— Assignment —
Copy all lines in the material holding the string "prefix".

— Data supplied —
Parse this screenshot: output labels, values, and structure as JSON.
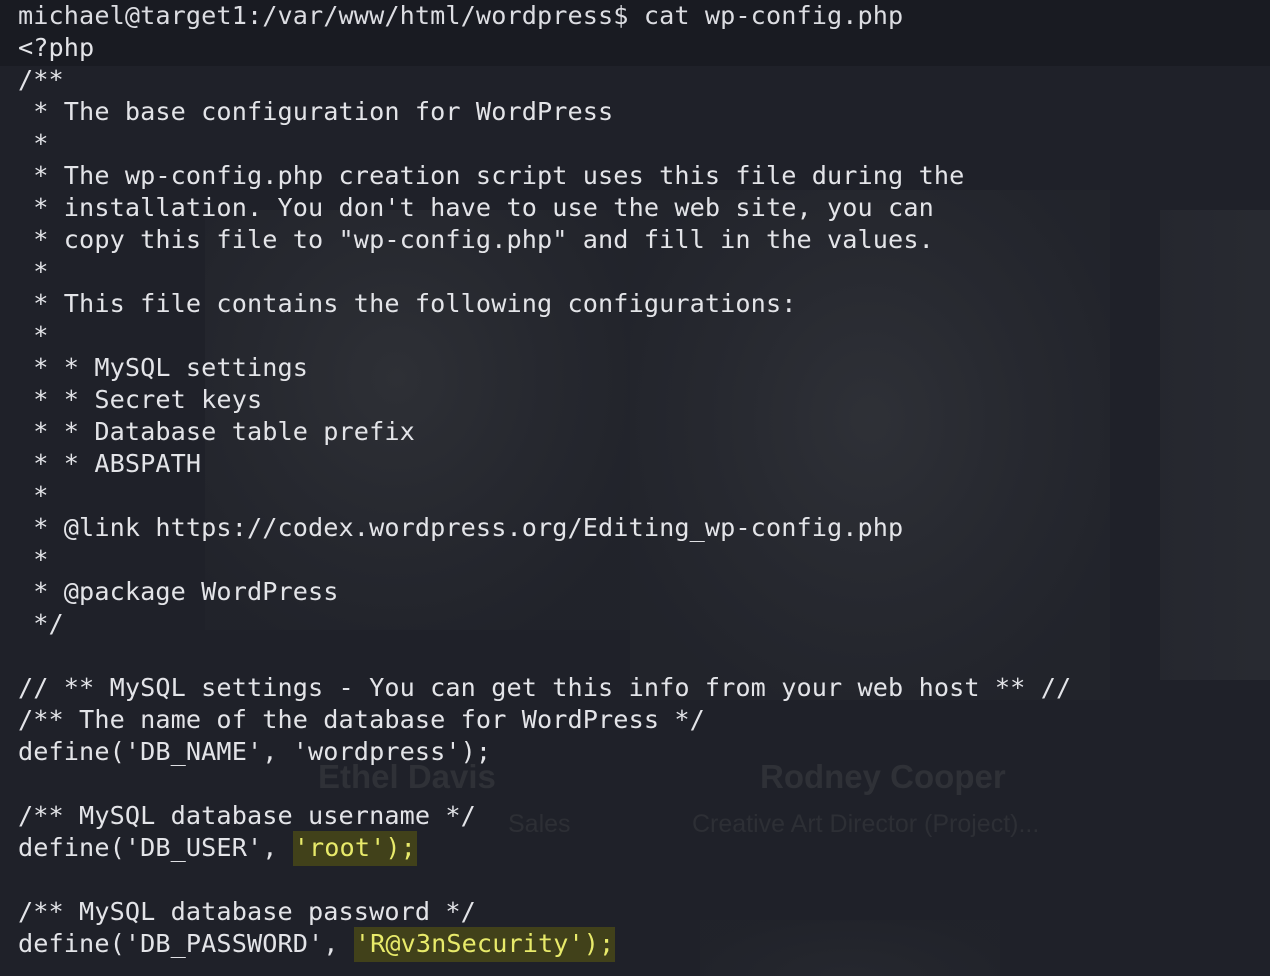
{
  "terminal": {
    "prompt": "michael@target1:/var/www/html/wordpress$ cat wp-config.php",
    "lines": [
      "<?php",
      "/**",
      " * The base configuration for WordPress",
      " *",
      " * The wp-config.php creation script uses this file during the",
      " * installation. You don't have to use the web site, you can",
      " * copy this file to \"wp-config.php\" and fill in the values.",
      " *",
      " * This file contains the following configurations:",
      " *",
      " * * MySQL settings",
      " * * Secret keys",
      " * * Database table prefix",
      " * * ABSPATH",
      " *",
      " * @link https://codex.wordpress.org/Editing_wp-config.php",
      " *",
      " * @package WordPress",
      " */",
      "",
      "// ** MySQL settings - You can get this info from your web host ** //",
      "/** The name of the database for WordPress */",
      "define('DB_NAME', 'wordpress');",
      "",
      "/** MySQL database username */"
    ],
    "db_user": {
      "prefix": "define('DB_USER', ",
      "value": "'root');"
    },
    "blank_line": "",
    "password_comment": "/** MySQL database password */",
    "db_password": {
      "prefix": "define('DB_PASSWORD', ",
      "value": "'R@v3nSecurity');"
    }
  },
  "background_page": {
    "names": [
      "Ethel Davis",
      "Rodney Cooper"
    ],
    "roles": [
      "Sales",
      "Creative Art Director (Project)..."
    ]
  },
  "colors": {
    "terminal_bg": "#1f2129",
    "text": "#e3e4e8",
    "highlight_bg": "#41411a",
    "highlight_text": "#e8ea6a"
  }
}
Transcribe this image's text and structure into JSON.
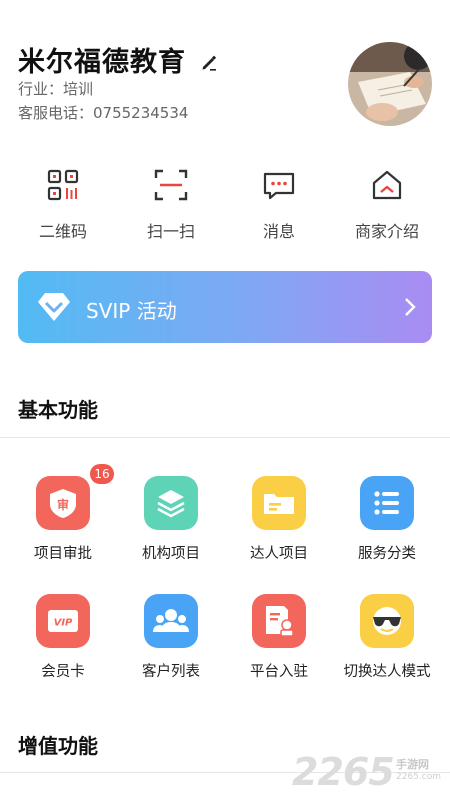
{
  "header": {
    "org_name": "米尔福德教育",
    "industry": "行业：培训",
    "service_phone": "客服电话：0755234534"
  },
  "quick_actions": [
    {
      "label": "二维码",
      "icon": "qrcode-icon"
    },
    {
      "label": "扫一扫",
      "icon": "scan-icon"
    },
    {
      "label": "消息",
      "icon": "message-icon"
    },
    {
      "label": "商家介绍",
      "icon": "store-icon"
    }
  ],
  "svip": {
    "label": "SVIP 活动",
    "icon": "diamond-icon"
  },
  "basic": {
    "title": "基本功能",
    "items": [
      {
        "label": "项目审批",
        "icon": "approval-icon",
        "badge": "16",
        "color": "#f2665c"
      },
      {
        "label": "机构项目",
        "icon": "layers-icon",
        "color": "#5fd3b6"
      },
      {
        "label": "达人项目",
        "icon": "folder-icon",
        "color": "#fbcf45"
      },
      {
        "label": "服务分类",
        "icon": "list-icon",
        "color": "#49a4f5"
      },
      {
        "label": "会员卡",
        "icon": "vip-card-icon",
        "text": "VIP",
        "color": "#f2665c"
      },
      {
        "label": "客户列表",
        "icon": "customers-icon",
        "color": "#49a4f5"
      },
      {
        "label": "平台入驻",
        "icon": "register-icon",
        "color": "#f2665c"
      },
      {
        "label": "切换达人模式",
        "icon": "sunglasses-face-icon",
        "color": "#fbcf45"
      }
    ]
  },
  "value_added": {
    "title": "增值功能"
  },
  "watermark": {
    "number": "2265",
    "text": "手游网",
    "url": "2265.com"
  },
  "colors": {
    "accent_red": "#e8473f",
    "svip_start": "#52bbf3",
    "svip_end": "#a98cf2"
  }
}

— Written answer —
      " * * Database table prefix",
      "prefix": "define('DB_USER', ",
      "prefix": "define('DB_PASSWORD', ",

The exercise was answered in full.